You know the game when someone asks you if you had to be on a desert island and you could only take a few people, who would you bring? This time in our history is a lot like that—we are all on desert islands, and for better or for worse, we are with our family.
In June 2000, when my oldest daughter was just six-months-old, she contracted bacterial meningitis. It was a scary time to say the least. We were fortunate to be one of the first patients to take advantage of WakeMed’s brand new pediatric emergency room. And with their swift intervention, and a 10-day hospital stay, my daughter not only survived what could have been a fatal disease, but she went on to thrive and become a healthy child with no adverse health effects from the experience.
What followed after the hospital was basically six weeks of quarantine. She could not go anywhere in public because she was immunocompromised—not to the grocery store, not to the mall or Target, not to a family gathering. For this reason, she was also not able to return to daycare. So, because she was quarantined, so was I.
This was before smart phones and before the internet was a mainstay of our lives. We were still reading actual books and we were at the mercy of whatever happened to be on television at any given moment. There was no streaming, no FaceTime, no social media, no texting, just plain old life alone at home with a baby. And while I don’t remember everything about this time, I don’t remember ever being angry about the situation or feeling like I was missing something by not going out in public.
Because it was summer, and we couldn’t take her to the neighborhood pool, we set up a little baby pool on the deck where I would sit her and play with her for hours. She also spent hours rolling around the den when it was too hot to be outside in a big round plastic walker with a bouncy seat and toys that made musical notes attached to the edges. We read books, hers and mine, took walks, and we took luxurious naps. It was almost like I was getting a second shot at maternity leave, only later with a baby who was much more fun and animated than an infant.
When it was time to back to work, I faced uncertainty. I had cobbled together a group of helpers to watch her in lieu of daycare, but I was still reticent to leave her with anyone after what she had been through. I remember that first day I put on a dress and makeup and fixed my hair, I wasn’t even in my car before I started crying. Somehow, it got better. I transitioned back into my job. She got stronger and healthier, and we were finally able to resume our normal lives.
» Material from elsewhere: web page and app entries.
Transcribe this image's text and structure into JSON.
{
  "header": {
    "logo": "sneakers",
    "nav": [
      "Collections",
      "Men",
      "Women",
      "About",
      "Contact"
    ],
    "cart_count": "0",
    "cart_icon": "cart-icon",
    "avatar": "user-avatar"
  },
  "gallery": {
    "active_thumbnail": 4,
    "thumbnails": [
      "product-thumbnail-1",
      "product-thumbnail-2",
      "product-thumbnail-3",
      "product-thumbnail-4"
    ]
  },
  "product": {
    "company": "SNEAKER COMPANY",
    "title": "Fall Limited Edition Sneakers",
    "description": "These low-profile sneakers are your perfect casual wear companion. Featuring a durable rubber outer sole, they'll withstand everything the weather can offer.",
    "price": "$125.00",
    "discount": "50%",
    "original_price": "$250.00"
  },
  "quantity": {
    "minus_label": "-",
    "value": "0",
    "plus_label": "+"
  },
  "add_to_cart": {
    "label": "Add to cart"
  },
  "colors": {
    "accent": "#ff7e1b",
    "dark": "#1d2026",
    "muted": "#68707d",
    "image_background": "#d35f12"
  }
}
Sometimes in life we have to draw upon lessons from the past—even the distant past—to decode our present circumstances. The experience of having a sick child who almost died has been a major part of my life story. I have a strong belief that there is not one second of time that we spend with our children that is ever wasted time. As I took a bike ride with her today, she with her AirPods in not wanting to participate in conversation, annoyed by my need to stop and take pictures, I reminded myself of this fact. If I’m going to be on a desert island, I choose her, I choose my family, and I choose them every time.
Amanda is the mom of two, a reporter for WRAL-TV and the author of several books including some on motherhood. Find her here on Mondays.